Murray's Cheese comment has me curious
- blue room Oct 30, 2006 02:04 AM
Hello--Murray's Cheese site, in it's description of nevat (a cheese from Spain) says that a wine pairing is tricky because of the *bloomy rind*. I'm a complete newcomer to wine, but I think many cheeses have that kind of rind, and are always enjoyed with wine, yes? What did their comment mean?
Contrary to popular belief, pairing most cheeses and wine, especially red wine, is tricky. And it's even more so with soft bloomy rind cheeses because of the way the flavour changes as they mature, going from a slightly acidic sweetness to a runny, creamy funkiness.
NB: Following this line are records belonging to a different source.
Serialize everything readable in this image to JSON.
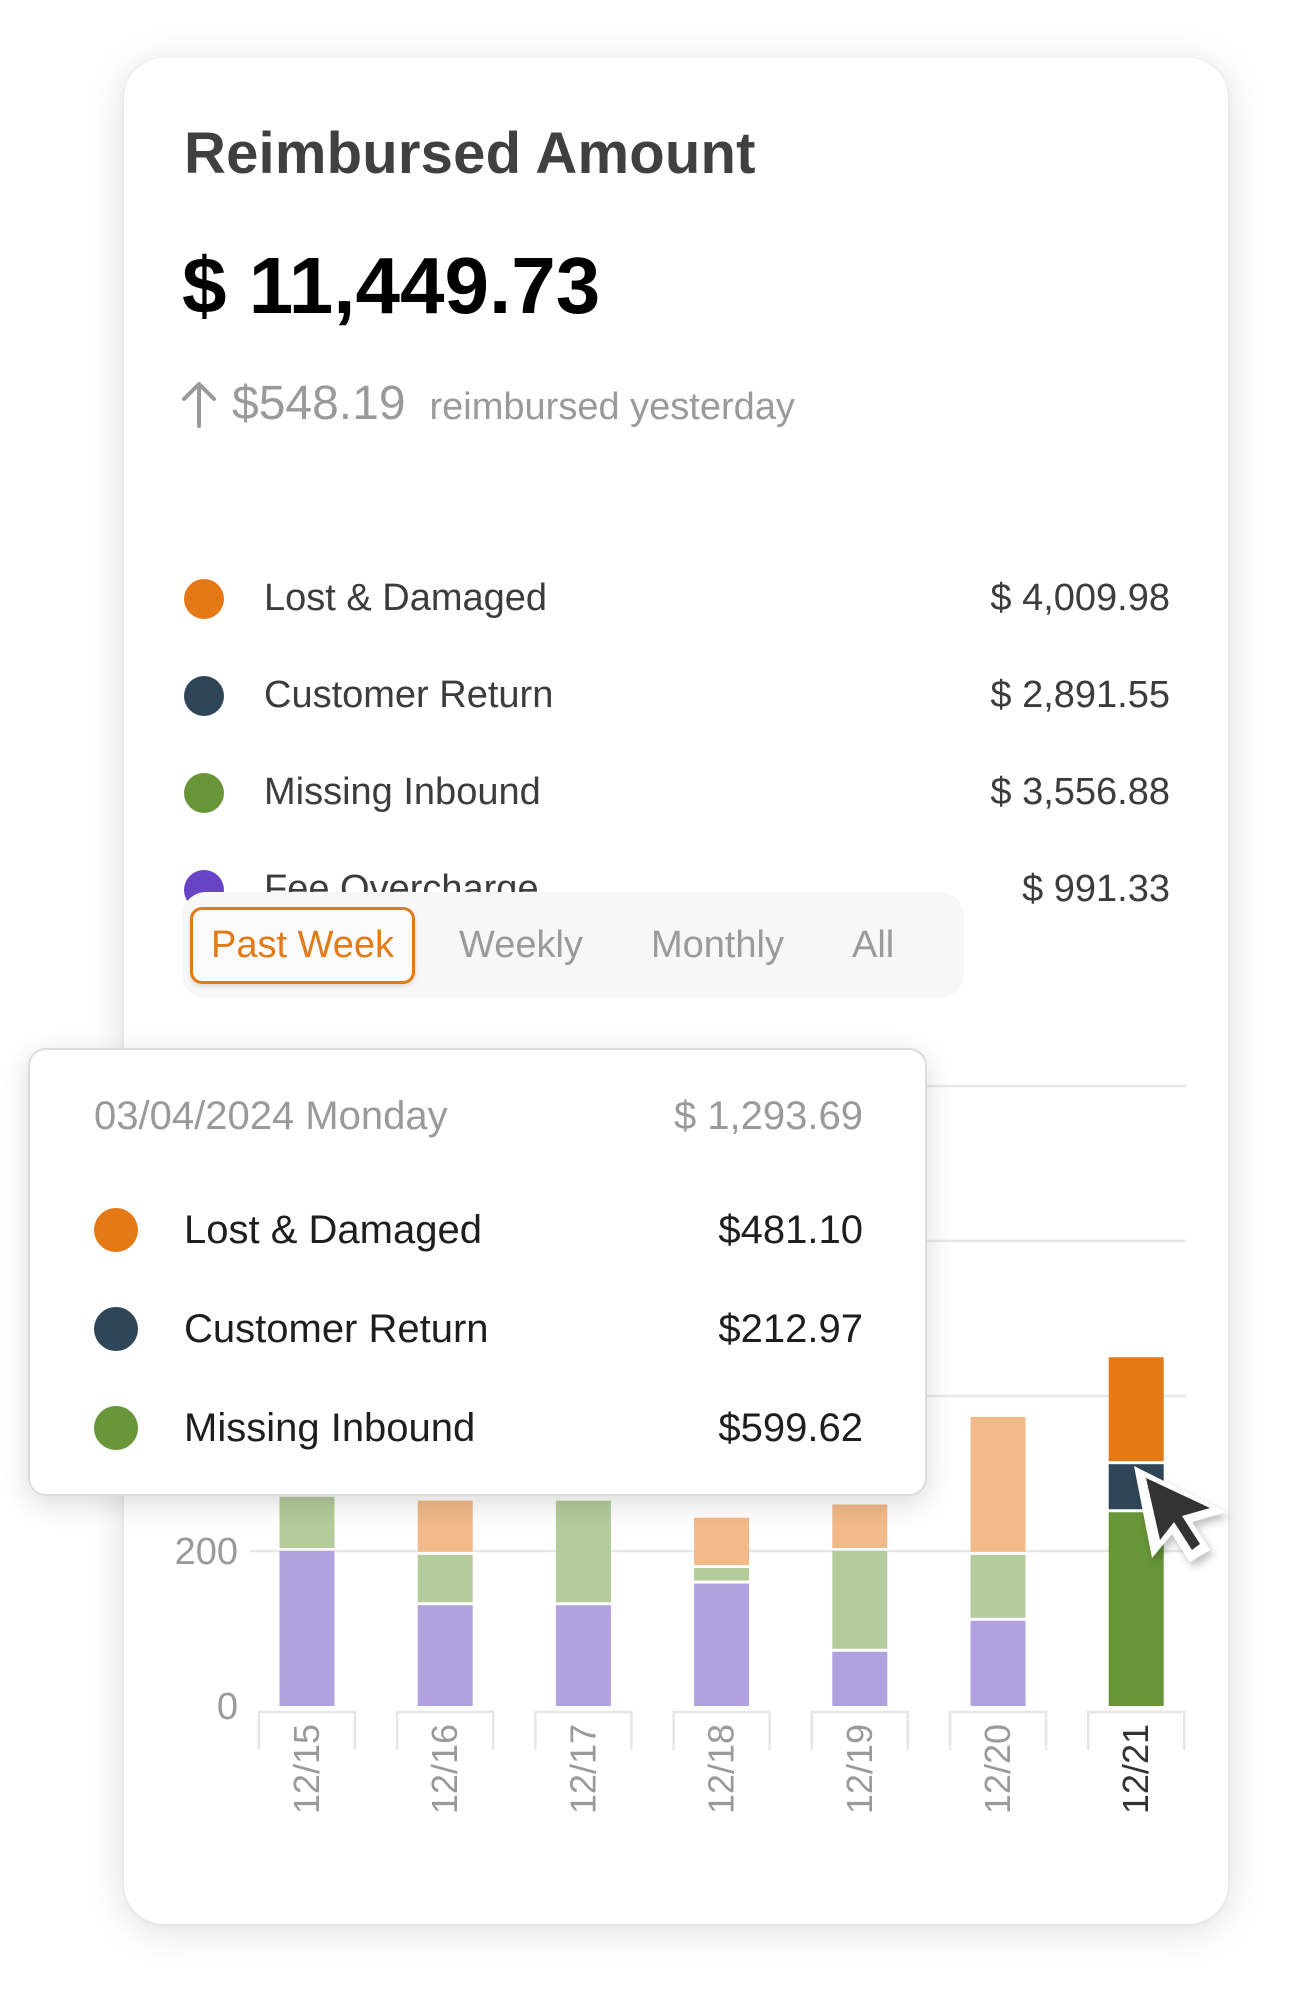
{
  "card": {
    "title": "Reimbursed Amount",
    "total": "$ 11,449.73",
    "delta": {
      "icon": "arrow-up-icon",
      "amount": "$548.19",
      "text": "reimbursed yesterday"
    }
  },
  "legend": [
    {
      "label": "Lost & Damaged",
      "value": "$ 4,009.98",
      "color": "#e47a16"
    },
    {
      "label": "Customer Return",
      "value": "$ 2,891.55",
      "color": "#2e4657"
    },
    {
      "label": "Missing Inbound",
      "value": "$ 3,556.88",
      "color": "#679537"
    },
    {
      "label": "Fee Overcharge",
      "value": "$ 991.33",
      "color": "#6744c6"
    }
  ],
  "tabs": [
    {
      "label": "Past Week",
      "active": true
    },
    {
      "label": "Weekly",
      "active": false
    },
    {
      "label": "Monthly",
      "active": false
    },
    {
      "label": "All",
      "active": false
    }
  ],
  "tooltip": {
    "date": "03/04/2024 Monday",
    "total": "$ 1,293.69",
    "rows": [
      {
        "label": "Lost & Damaged",
        "value": "$481.10",
        "color": "#e47a16"
      },
      {
        "label": "Customer Return",
        "value": "$212.97",
        "color": "#2e4657"
      },
      {
        "label": "Missing Inbound",
        "value": "$599.62",
        "color": "#679537"
      }
    ]
  },
  "chart_data": {
    "type": "bar",
    "stacked": true,
    "title": "",
    "xlabel": "",
    "ylabel": "",
    "categories": [
      "12/15",
      "12/16",
      "12/17",
      "12/18",
      "12/19",
      "12/20",
      "12/21"
    ],
    "highlighted_category": "12/21",
    "ylim": [
      0,
      800
    ],
    "yticks": [
      0,
      200,
      400,
      600,
      800
    ],
    "ytick_labels_visible": [
      "0",
      "200"
    ],
    "grid": true,
    "series": [
      {
        "name": "Fee Overcharge",
        "color": "#6744c6",
        "faded_color": "#b1a1df",
        "values": [
          200,
          130,
          130,
          158,
          70,
          110,
          0
        ]
      },
      {
        "name": "Missing Inbound",
        "color": "#679537",
        "faded_color": "#b4cc9b",
        "values": [
          70,
          65,
          135,
          20,
          130,
          85,
          250
        ]
      },
      {
        "name": "Customer Return",
        "color": "#2e4657",
        "faded_color": "#96a2ab",
        "values": [
          0,
          0,
          0,
          0,
          0,
          0,
          62
        ]
      },
      {
        "name": "Lost & Damaged",
        "color": "#e47a16",
        "faded_color": "#f2ba88",
        "values": [
          0,
          70,
          0,
          65,
          60,
          178,
          138
        ]
      }
    ]
  },
  "cursor": {
    "icon": "mouse-pointer-icon"
  }
}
Anyway, for these cheeses you're usually best off reaching for a dry white with a relatively unassertive flavour profile (white Burgundy, for example). If red you must, look for a supple, light-bodied wine, though mature cheeses can work with heftier wines (St-Marcellin with Côte-Rôtie, for example).
At a recent tasting of several of Lustau's sherries, I found the Nevat went best with a fino and a palo cortado. On other occasions, I've enjoyed it with a dry cava.
I wouldn't worry too much about finding the perferct pairing for this, or any other cheese. In most of the wine and cheese comsuming countries I have visited, you pick the cheese or cheeses you like, and eat it with whatever wine remains on the table. In France for instance, it is perfectly normal to select several cheeses from the cart, making pairing nearly impossible.
If, however, you feel the need to do so, or if you are putting together a formal dinner with courses matched with wines, consider matching local wines with local cheeses It's hard to argue with say Crottin du Chavignol with a bottle of Chavignol, Munster with Alsatian Gewurz, or Comte with Arbois (maybe English Cheddar with a pint of Ale?).
I think that Nevat is from Catalonia, so that might be a good place to start.
re: Sam B
This writer also had trouble with the pairing. "... tried Nevat with a variety of different wines, but most of them are unsatisfying matches. Sauvignon Blanc, which often works with tart chevres, seems too lean for this luscious cheese. My favorite companion is an off-dry Amontillado ..."